Given information START

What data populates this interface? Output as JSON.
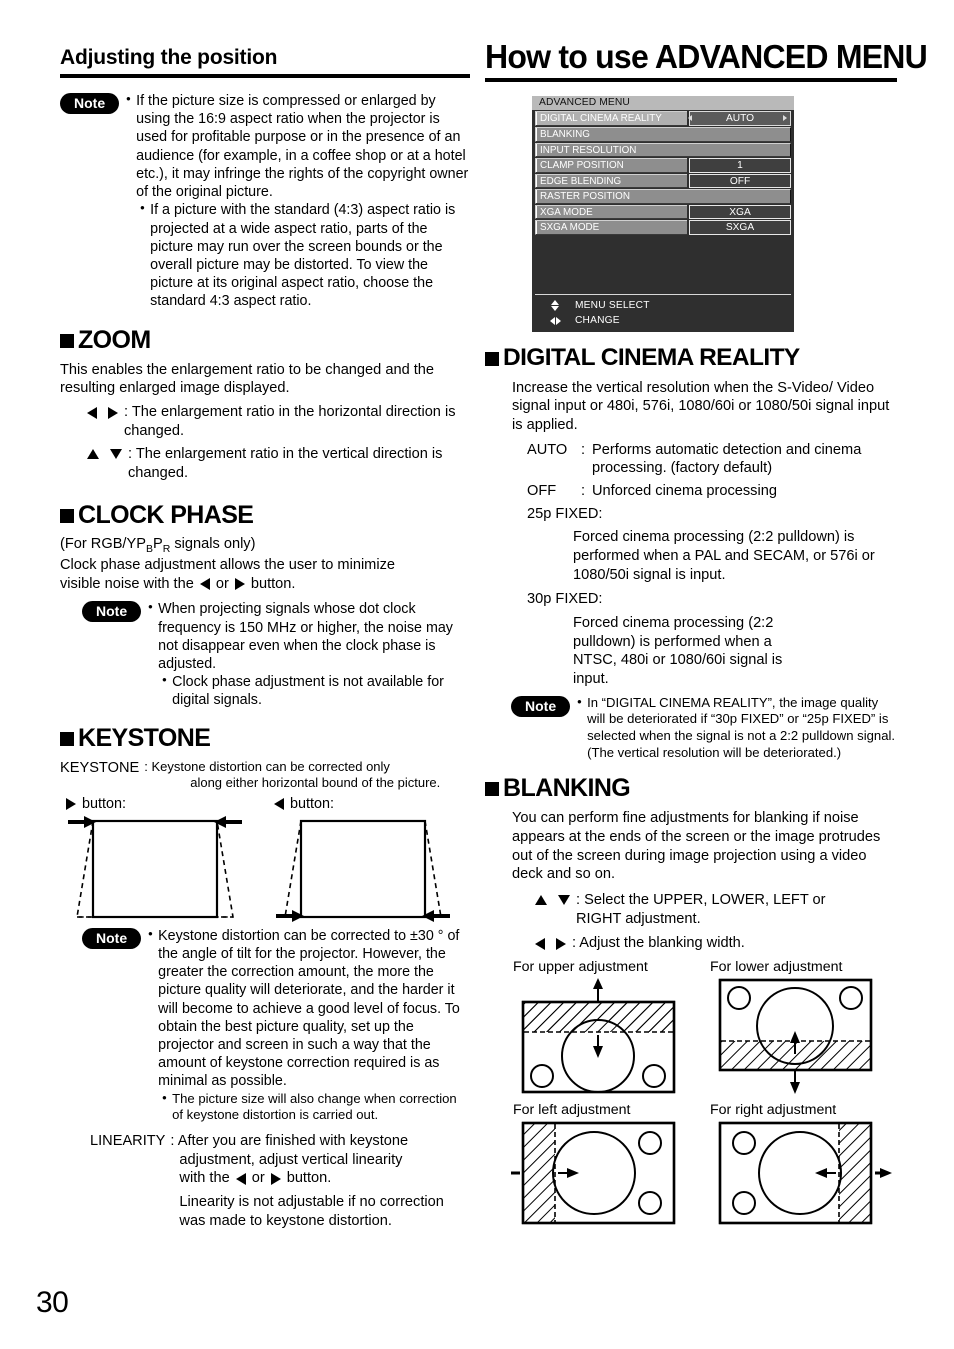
{
  "page": {
    "number": "30"
  },
  "left": {
    "section_heading": "Adjusting the position",
    "note1": {
      "label": "Note",
      "items": [
        "If the picture size is compressed or enlarged by using the 16:9 aspect ratio when the projector is used for profitable purpose or in the presence of an audience (for example, in a coffee shop or at a hotel etc.), it may infringe the rights of the copyright owner of the original picture.",
        "If a picture with the standard (4:3) aspect ratio is projected at a wide aspect ratio, parts of the picture may run over the screen bounds or the overall picture may be distorted. To view the picture at its original aspect ratio, choose the standard 4:3 aspect ratio."
      ]
    },
    "zoom": {
      "heading": "ZOOM",
      "body": "This enables the enlargement ratio to be changed and the resulting enlarged image displayed.",
      "keys": [
        {
          "icons": "left-right",
          "text": ": The enlargement ratio in the horizontal direction is changed."
        },
        {
          "icons": "up-down",
          "text": ": The enlargement ratio in the vertical direction is changed."
        }
      ]
    },
    "clock_phase": {
      "heading": "CLOCK PHASE",
      "line1_pre": "(For RGB/YP",
      "line1_sub1": "B",
      "line1_mid": "P",
      "line1_sub2": "R",
      "line1_post": " signals only)",
      "line2": "Clock phase adjustment allows the user to minimize",
      "line3_pre": "visible noise with the",
      "line3_mid": "or",
      "line3_post": "button.",
      "note": {
        "label": "Note",
        "items": [
          "When projecting signals whose dot clock frequency is 150 MHz or higher, the noise may not disappear even when the clock phase is adjusted.",
          "Clock phase adjustment is not available for digital signals."
        ]
      }
    },
    "keystone": {
      "heading": "KEYSTONE",
      "term": "KEYSTONE",
      "def_line1": ": Keystone distortion can be corrected only",
      "def_line2": "along either horizontal bound of the picture.",
      "fig_right_caption": "button:",
      "fig_left_caption": "button:",
      "note": {
        "label": "Note",
        "items": [
          "Keystone distortion can be corrected to ±30 ° of the angle of tilt for the projector. However, the greater the correction amount, the more the picture quality will deteriorate, and the harder it will become to achieve a good level of focus. To obtain the best picture quality, set up the projector and screen in such a way that the amount of keystone correction required is as minimal as possible.",
          "The picture size will also change when correction of keystone distortion is carried out."
        ]
      },
      "linearity_term": "LINEARITY",
      "linearity_line1": ": After you are finished with keystone",
      "linearity_line2": "adjustment, adjust vertical linearity",
      "linearity_line3_pre": "with the",
      "linearity_line3_mid": "or",
      "linearity_line3_post": "button.",
      "linearity_line4": "Linearity is not adjustable if no correction",
      "linearity_line5": "was made to keystone distortion."
    }
  },
  "right": {
    "main_heading": "How to use ADVANCED MENU",
    "osd": {
      "title": "ADVANCED MENU",
      "rows": [
        {
          "label": "DIGITAL CINEMA REALITY",
          "value": "AUTO",
          "selected": true,
          "wide": false
        },
        {
          "label": "BLANKING",
          "value": "",
          "selected": false,
          "wide": true
        },
        {
          "label": "INPUT RESOLUTION",
          "value": "",
          "selected": false,
          "wide": true
        },
        {
          "label": "CLAMP POSITION",
          "value": "1",
          "selected": false,
          "wide": false
        },
        {
          "label": "EDGE BLENDING",
          "value": "OFF",
          "selected": false,
          "wide": false
        },
        {
          "label": "RASTER POSITION",
          "value": "",
          "selected": false,
          "wide": true
        },
        {
          "label": "XGA MODE",
          "value": "XGA",
          "selected": false,
          "wide": false
        },
        {
          "label": "SXGA MODE",
          "value": "SXGA",
          "selected": false,
          "wide": false
        }
      ],
      "footer": [
        {
          "icon": "up-down-arrows",
          "text": "MENU SELECT"
        },
        {
          "icon": "left-right-arrows",
          "text": "CHANGE"
        }
      ]
    },
    "digital_cinema_reality": {
      "heading": "DIGITAL CINEMA REALITY",
      "body": "Increase the vertical resolution when the S-Video/ Video signal input or 480i, 576i, 1080/60i or 1080/50i signal input is applied.",
      "options": [
        {
          "name": "AUTO",
          "sep": ":",
          "text": "Performs automatic detection and cinema processing. (factory default)"
        },
        {
          "name": "OFF",
          "sep": ":",
          "text": "Unforced cinema processing"
        }
      ],
      "fixed": [
        {
          "name": "25p FIXED:",
          "text": "Forced cinema processing (2:2 pulldown) is performed when a PAL and SECAM, or 576i or 1080/50i signal is input."
        },
        {
          "name": "30p FIXED:",
          "text": "Forced cinema processing (2:2 pulldown) is performed when a NTSC, 480i or 1080/60i signal is input."
        }
      ],
      "note": {
        "label": "Note",
        "items": [
          "In “DIGITAL CINEMA REALITY”, the image quality will be deteriorated if “30p FIXED” or “25p FIXED” is selected when the signal is not a 2:2 pulldown signal. (The vertical resolution will be deteriorated.)"
        ]
      }
    },
    "blanking": {
      "heading": "BLANKING",
      "body": "You can perform fine adjustments for blanking if noise appears at the ends of the screen or the image protrudes out of the screen during image projection using a video deck and so on.",
      "keys": [
        {
          "icons": "up-down",
          "text": ": Select the UPPER, LOWER, LEFT or RIGHT adjustment."
        },
        {
          "icons": "left-right",
          "text": ": Adjust the blanking width."
        }
      ],
      "figures": [
        {
          "caption": "For upper adjustment"
        },
        {
          "caption": "For lower adjustment"
        },
        {
          "caption": "For left adjustment"
        },
        {
          "caption": "For right adjustment"
        }
      ]
    }
  }
}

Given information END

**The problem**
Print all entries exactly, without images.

**Reply**
What data populates this interface? Output as JSON.
{
  "page": {
    "number": "30"
  },
  "left": {
    "section_heading": "Adjusting the position",
    "note1": {
      "label": "Note",
      "items": [
        "If the picture size is compressed or enlarged by using the 16:9 aspect ratio when the projector is used for profitable purpose or in the presence of an audience (for example, in a coffee shop or at a hotel etc.), it may infringe the rights of the copyright owner of the original picture.",
        "If a picture with the standard (4:3) aspect ratio is projected at a wide aspect ratio, parts of the picture may run over the screen bounds or the overall picture may be distorted. To view the picture at its original aspect ratio, choose the standard 4:3 aspect ratio."
      ]
    },
    "zoom": {
      "heading": "ZOOM",
      "body": "This enables the enlargement ratio to be changed and the resulting enlarged image displayed.",
      "keys": [
        {
          "icons": "left-right",
          "text": ": The enlargement ratio in the horizontal direction is changed."
        },
        {
          "icons": "up-down",
          "text": ": The enlargement ratio in the vertical direction is changed."
        }
      ]
    },
    "clock_phase": {
      "heading": "CLOCK PHASE",
      "line1_pre": "(For RGB/YP",
      "line1_sub1": "B",
      "line1_mid": "P",
      "line1_sub2": "R",
      "line1_post": " signals only)",
      "line2": "Clock phase adjustment allows the user to minimize",
      "line3_pre": "visible noise with the",
      "line3_mid": "or",
      "line3_post": "button.",
      "note": {
        "label": "Note",
        "items": [
          "When projecting signals whose dot clock frequency is 150 MHz or higher, the noise may not disappear even when the clock phase is adjusted.",
          "Clock phase adjustment is not available for digital signals."
        ]
      }
    },
    "keystone": {
      "heading": "KEYSTONE",
      "term": "KEYSTONE",
      "def_line1": ": Keystone distortion can be corrected only",
      "def_line2": "along either horizontal bound of the picture.",
      "fig_right_caption": "button:",
      "fig_left_caption": "button:",
      "note": {
        "label": "Note",
        "items": [
          "Keystone distortion can be corrected to ±30 ° of the angle of tilt for the projector. However, the greater the correction amount, the more the picture quality will deteriorate, and the harder it will become to achieve a good level of focus. To obtain the best picture quality, set up the projector and screen in such a way that the amount of keystone correction required is as minimal as possible.",
          "The picture size will also change when correction of keystone distortion is carried out."
        ]
      },
      "linearity_term": "LINEARITY",
      "linearity_line1": ": After you are finished with keystone",
      "linearity_line2": "adjustment, adjust vertical linearity",
      "linearity_line3_pre": "with the",
      "linearity_line3_mid": "or",
      "linearity_line3_post": "button.",
      "linearity_line4": "Linearity is not adjustable if no correction",
      "linearity_line5": "was made to keystone distortion."
    }
  },
  "right": {
    "main_heading": "How to use ADVANCED MENU",
    "osd": {
      "title": "ADVANCED MENU",
      "rows": [
        {
          "label": "DIGITAL CINEMA REALITY",
          "value": "AUTO",
          "selected": true,
          "wide": false
        },
        {
          "label": "BLANKING",
          "value": "",
          "selected": false,
          "wide": true
        },
        {
          "label": "INPUT RESOLUTION",
          "value": "",
          "selected": false,
          "wide": true
        },
        {
          "label": "CLAMP POSITION",
          "value": "1",
          "selected": false,
          "wide": false
        },
        {
          "label": "EDGE BLENDING",
          "value": "OFF",
          "selected": false,
          "wide": false
        },
        {
          "label": "RASTER POSITION",
          "value": "",
          "selected": false,
          "wide": true
        },
        {
          "label": "XGA MODE",
          "value": "XGA",
          "selected": false,
          "wide": false
        },
        {
          "label": "SXGA MODE",
          "value": "SXGA",
          "selected": false,
          "wide": false
        }
      ],
      "footer": [
        {
          "icon": "up-down-arrows",
          "text": "MENU SELECT"
        },
        {
          "icon": "left-right-arrows",
          "text": "CHANGE"
        }
      ]
    },
    "digital_cinema_reality": {
      "heading": "DIGITAL CINEMA REALITY",
      "body": "Increase the vertical resolution when the S-Video/ Video signal input or 480i, 576i, 1080/60i or 1080/50i signal input is applied.",
      "options": [
        {
          "name": "AUTO",
          "sep": ":",
          "text": "Performs automatic detection and cinema processing. (factory default)"
        },
        {
          "name": "OFF",
          "sep": ":",
          "text": "Unforced cinema processing"
        }
      ],
      "fixed": [
        {
          "name": "25p FIXED:",
          "text": "Forced cinema processing (2:2 pulldown) is performed when a PAL and SECAM, or 576i or 1080/50i signal is input."
        },
        {
          "name": "30p FIXED:",
          "text": "Forced cinema processing (2:2 pulldown) is performed when a NTSC, 480i or 1080/60i signal is input."
        }
      ],
      "note": {
        "label": "Note",
        "items": [
          "In “DIGITAL CINEMA REALITY”, the image quality will be deteriorated if “30p FIXED” or “25p FIXED” is selected when the signal is not a 2:2 pulldown signal. (The vertical resolution will be deteriorated.)"
        ]
      }
    },
    "blanking": {
      "heading": "BLANKING",
      "body": "You can perform fine adjustments for blanking if noise appears at the ends of the screen or the image protrudes out of the screen during image projection using a video deck and so on.",
      "keys": [
        {
          "icons": "up-down",
          "text": ": Select the UPPER, LOWER, LEFT or RIGHT adjustment."
        },
        {
          "icons": "left-right",
          "text": ": Adjust the blanking width."
        }
      ],
      "figures": [
        {
          "caption": "For upper adjustment"
        },
        {
          "caption": "For lower adjustment"
        },
        {
          "caption": "For left adjustment"
        },
        {
          "caption": "For right adjustment"
        }
      ]
    }
  }
}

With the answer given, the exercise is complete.